The Yale University Library is collaborating with Preservica, a world leader in digital preservation technology, to enable the preservation of nearly one petabyte* of its unique and valuable digital content. This includes both ‘born digital’ content such as emails, websites, word documents or spreadsheets, and digitized versions of original physical materials.
“Our goal is to create a sustainable infrastructure to ensure long-term access to our digital collections,” commented Euan Cochrane, the Yale Library’s Digital Preservation Manager. “We have nearly a petabyte of highly unique and valuable digital content, which we anticipate will grow by tens of terabytes next year and at an exponential rate over coming years. Beyond our existing preservation efforts, we needed to get a digital preservation system in place to handle our plans to scale.”
Preservica was chosen for the extensible nature of its architecture that allows for scaling and connecting with other systems as technology evolves.

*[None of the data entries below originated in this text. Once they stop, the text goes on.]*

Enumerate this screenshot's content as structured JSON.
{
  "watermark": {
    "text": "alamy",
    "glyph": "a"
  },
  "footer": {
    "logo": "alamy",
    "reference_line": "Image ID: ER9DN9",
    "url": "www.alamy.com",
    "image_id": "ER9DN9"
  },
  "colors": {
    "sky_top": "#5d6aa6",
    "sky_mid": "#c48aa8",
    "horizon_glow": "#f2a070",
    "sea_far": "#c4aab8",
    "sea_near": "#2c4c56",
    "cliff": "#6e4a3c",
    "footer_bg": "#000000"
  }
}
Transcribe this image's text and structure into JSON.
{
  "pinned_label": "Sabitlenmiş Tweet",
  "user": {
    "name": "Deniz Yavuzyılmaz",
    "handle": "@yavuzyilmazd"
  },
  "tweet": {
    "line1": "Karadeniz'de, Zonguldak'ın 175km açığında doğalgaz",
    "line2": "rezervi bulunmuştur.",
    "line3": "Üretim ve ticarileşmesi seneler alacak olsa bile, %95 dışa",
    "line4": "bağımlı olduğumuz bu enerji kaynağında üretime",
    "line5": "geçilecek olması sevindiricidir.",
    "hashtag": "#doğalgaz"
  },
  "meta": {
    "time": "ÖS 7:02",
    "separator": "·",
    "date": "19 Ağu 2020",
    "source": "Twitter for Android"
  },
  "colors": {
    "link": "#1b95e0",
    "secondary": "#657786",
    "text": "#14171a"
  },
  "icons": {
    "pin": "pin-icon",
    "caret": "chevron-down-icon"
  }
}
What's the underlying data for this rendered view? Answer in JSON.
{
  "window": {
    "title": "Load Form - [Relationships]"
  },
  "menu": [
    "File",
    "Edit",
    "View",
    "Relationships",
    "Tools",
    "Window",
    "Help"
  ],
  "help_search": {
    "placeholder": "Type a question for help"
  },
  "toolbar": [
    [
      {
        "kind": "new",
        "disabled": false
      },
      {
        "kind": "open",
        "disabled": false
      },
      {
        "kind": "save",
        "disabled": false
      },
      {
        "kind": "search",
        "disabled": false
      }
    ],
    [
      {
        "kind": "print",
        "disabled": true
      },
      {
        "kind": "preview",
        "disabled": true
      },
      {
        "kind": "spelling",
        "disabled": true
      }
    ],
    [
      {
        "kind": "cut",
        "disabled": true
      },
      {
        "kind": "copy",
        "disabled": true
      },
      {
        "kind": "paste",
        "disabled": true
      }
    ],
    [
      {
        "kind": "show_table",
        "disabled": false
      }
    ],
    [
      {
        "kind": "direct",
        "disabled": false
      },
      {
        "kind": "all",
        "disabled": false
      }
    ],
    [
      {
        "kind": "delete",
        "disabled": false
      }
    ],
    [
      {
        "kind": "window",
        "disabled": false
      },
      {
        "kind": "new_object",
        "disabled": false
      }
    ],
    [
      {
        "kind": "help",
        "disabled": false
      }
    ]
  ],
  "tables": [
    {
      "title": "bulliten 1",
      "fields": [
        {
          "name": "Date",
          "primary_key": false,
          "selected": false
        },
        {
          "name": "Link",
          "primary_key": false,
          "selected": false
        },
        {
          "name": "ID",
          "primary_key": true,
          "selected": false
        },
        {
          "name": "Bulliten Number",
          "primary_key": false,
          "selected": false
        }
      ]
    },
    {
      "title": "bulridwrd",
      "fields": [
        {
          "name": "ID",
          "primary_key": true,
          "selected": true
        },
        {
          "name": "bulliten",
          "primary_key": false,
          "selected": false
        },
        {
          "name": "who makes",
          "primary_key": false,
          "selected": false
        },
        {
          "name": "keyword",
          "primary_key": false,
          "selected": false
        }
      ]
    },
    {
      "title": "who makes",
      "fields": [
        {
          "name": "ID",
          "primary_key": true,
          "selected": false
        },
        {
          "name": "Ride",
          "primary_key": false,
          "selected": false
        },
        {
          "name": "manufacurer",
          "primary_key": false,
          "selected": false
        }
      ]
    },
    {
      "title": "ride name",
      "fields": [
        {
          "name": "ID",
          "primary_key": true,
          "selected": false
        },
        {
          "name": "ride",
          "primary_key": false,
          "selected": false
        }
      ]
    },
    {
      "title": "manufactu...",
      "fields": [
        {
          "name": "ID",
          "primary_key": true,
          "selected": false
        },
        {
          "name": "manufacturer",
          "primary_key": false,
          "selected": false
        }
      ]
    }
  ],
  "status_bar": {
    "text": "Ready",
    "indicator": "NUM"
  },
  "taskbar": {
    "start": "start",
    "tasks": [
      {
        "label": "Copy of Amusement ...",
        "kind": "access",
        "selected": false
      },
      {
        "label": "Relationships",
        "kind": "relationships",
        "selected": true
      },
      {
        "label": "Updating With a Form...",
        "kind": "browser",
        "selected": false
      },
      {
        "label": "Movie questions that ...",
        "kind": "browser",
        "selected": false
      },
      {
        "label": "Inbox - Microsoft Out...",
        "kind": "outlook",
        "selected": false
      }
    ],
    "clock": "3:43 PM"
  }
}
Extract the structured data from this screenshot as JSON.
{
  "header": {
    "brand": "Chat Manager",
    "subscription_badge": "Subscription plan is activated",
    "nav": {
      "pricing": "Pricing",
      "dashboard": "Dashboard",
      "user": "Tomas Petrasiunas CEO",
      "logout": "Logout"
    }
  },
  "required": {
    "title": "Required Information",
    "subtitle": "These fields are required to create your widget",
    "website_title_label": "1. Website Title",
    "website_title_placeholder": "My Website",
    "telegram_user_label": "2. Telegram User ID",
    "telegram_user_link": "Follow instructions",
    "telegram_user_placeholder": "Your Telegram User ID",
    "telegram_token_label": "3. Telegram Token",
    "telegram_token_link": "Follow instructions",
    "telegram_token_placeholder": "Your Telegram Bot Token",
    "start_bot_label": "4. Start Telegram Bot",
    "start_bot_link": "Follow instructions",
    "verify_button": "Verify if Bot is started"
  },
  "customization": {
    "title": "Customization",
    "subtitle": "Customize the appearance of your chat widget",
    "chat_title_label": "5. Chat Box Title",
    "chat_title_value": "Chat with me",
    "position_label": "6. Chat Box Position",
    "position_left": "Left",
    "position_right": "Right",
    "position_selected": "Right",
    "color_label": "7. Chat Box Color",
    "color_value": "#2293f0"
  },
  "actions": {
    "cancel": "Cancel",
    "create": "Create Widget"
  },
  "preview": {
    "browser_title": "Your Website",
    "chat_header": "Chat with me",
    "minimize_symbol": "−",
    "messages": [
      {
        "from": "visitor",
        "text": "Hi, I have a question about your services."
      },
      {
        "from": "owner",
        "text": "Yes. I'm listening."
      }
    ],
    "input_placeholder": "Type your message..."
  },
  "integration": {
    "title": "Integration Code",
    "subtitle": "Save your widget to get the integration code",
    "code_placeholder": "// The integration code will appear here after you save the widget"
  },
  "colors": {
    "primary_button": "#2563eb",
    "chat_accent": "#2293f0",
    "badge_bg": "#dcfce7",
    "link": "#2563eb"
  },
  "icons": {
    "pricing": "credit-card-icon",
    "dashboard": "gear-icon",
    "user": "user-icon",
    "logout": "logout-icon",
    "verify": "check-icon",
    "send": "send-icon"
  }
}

Its ability to easily migrate between file formats after they have been ingested, and the ease of storage management, were also important factors. Also of benefit is the ability to prove the provenance and authenticity of the original digital content. Once an item enters the system, it’s then possible to keep track of its entire provenance and history.
To begin using Preservica, the Yale Library is launching a pilot ‘ingest process’, using a collection of 60 terabytes of master files via an automated workflow process, which will be followed by digitized audio-visual material and born-digital materials from the Beinecke Rare Book and Manuscript Library, and the Manuscripts and Archives Department. The born digital collections include email correspondence, drafts of poetry and prose, drafts for Sesame Street skits, digital photographs, and many other items of significance to researchers.
ArchivesSpace, a web-based archives information management system already in use at the library, will automatically synchronize metadata between the two systems, providing a single coherent view of both physical and digital artifacts.
Cochrane is positive about the project’s future. “Having Preservica in place is really exciting because we are now able to widen our scope to include more complex objects and entire new archives, and we can ensure that our unique digital collections are accessible and useable for future generations.”
Preservica CEO Jon Tilbury is enthusiastic about the collaboration. “This is a great opportunity to work with a world-renowned educational institution and to preserve objects of significant historical importance. The Yale Library’s Digital Preservation Services team has always been at the forefront of technology development and application for digital preservation, and we are delighted to be part of this dedicated program.”
*One petabyte is equal to 1,000,000 gigabytes, or around 1,250,000 CDs.